Sleeping Bag selection is critical. From a packing standpoint, it generally is one of the more bulkier items you will travel with, so so size and weight are important. In addition, and more importantly, sleeping safely and comfortably is one of the most important parts of any trip outdoors.
One must consider the following facts in Sleeping bag selection.
Temperature Rating: It is good practice to select a Sleeping Bag with a temperature rating below what you plan to encounter on your trip.
Insulation Type: The 2 main fill types are Down and Synthetic. Each has advantages and disadvantages, which are explained further down below.
Weight: As Sleeping Bags get rated for lower and lower temperatures, they tend to get heavier as more fill is required for the decreased temperature. Insulation fill quality are big factors when it comes to weight.
Sleeping bags can be broadly categorized into to main types:
Camping Sleeping Bags
Backpacking and Bikepacking/Bike Touring Sleeping Bags
It is assumed that “Camping Sleeping Bags” are transported by a vehicle, so weight and size are less critical.
The essential 3 differences in the Sleeping Bag types are Backpacking and Bikepacking/Bike Touring Sleeping Bags are lighter, pack smaller and are more efficient in how they provide warmth for their weight (and are therefore more expensive).
Temperature Ratings Explained
The temperature rating for a sleeping bag is the temperature that bag was designed to keep an average person warm, comfortable and safe. In general, bags can be broadly categorized by the following ratings
Summer Sleeping Bag: 30 degrees F and above
3-Season Sleeping Bag: Between 15 degrees F and
Winter Sleeping Bag: 15 degrees and lower
It is good practice to select a Sleeping Bag with a temperature rating below what you plan to encounter on your trip. If it turns out to be warmer than anticipated, you can always leave the bag open…if things get too cold you may have some serious things to consider.
ISO/EN Temperature Ratings
ISO and EN are ratings systems that allow for the comparison of multiple Sleeping Bags. EN is an older standard, but provides essentially the same data as ISO

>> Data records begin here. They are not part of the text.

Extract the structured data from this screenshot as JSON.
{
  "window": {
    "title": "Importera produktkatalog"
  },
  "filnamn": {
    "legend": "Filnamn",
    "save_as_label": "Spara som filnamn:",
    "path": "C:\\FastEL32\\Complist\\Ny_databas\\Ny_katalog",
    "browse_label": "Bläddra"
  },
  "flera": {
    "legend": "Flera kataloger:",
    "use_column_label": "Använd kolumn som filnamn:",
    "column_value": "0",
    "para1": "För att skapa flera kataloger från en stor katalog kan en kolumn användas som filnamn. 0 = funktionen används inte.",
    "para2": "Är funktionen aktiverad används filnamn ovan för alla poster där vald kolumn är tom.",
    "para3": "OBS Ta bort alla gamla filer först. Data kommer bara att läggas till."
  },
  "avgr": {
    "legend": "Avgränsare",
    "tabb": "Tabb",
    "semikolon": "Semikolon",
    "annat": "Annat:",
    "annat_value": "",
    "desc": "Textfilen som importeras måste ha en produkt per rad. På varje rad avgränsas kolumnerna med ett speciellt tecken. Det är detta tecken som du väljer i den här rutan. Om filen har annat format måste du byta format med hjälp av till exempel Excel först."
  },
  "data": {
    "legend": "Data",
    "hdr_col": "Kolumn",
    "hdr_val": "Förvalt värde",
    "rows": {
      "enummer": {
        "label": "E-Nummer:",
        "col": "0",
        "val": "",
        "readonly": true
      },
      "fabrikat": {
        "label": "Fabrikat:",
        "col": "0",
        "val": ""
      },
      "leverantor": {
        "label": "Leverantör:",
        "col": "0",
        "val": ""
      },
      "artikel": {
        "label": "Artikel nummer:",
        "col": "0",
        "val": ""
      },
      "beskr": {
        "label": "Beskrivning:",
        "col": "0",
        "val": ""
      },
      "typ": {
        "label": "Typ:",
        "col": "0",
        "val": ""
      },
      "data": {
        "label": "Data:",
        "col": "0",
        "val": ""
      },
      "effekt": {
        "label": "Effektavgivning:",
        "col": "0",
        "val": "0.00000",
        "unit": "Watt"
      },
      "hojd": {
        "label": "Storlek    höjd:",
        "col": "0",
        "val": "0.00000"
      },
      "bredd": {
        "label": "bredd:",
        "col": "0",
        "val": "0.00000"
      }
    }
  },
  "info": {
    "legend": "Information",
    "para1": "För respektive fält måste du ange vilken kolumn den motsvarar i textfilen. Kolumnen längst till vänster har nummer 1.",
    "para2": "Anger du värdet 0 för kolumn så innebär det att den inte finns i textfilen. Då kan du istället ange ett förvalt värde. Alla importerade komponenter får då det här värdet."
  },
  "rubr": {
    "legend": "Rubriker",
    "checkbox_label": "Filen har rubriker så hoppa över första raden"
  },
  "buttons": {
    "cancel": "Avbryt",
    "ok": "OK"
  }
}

With Sleeping Bags using the ISO/EN Rating System, the values are usually given as “Comfort” and “Limit”. “Comfort” is the temperature that a Cold Sleeper will be comfortable, “Limit” is the temperature that a Warm Sleeper will be comfortable.
These ratings are not a guarantee,. Other factors such as clothing, sleeping pad, tent, metabolism and weather can effect sleep comfort and safety.
Insulation Fill Types
Understanding Sleeping Bag Insulation Types
Down Fill Insulation
Easy to compress
Best choice for cold, dry conditions
More expensive on average than synthetic insulations, down is sought after because it’s lighter and more compressible. In addition, down fill is more durable than a synthetic fill, which means it retains a more consistent level of warmth for more years. Here are a few common questions when considering down insulation:
Fill Power: Fill Power is a rating that determines the quality of the down fill, with higher ratings generating greater warmth for its weight.
Water-resistant down insulation: Because down doesn’t work well when wet, many Sleeping Bags contain down that have water repellent characteristics and/or treatments.
Responsible Down: Because most down is a by-product of the meat industry, bag manufacturers have taken steps to ensure humane treatment of the animals that provide down: RDS (Responsible Down Standard) and TDS (global Traceable Down Standard) are two designations to look for.
Synthetic Fill insulation
Insulates when wet
Synthetic Fill insulation is more cost-effective than down. It continues to insulate when wet. Most synthetics are made of polyester. Because of the great diversity of Synthetic Fill, there is no Fill Power rating that is used for thes ebags.
Down/synthetic blends: These are bags that use Down Fill on top (better loft and warmth), and Synthetic Fill on the bottom (less compression)
Sleeping Bag Weight
The 2 factors that determine the weight of a Sleeping Bag are its insulation and its shape. More efficient advanced synthetics and high-fill-power downs will deliver greater warmth for less weight than less efficient fills.
The overall bag weight is what matters when you’re carrying a bag in your pack. Insulation fill weight tells you only the weight of the insulation in the bag.
Sleeping Bag Shape
Sleeping bags work by retaining heat emitted by your body, which can warm a small space up more efficiently than a larger space. A bag with a sleek shape and a tight fit will be lighter and more efficient than a similar bag that’s nice and roomy. Sleeping bags come in three basic shapes:
Mummy: To increase warmth and reduce weight, this type of bag has a slim contoured cut, along with a hood you can pull tight for increased warmth.
Semi-Rectangular: This shape aims to capture the mummy and rectangular shapes advantages
Rectangular: A lot of camping bags have a simple rectangular shape that maximizes roominess.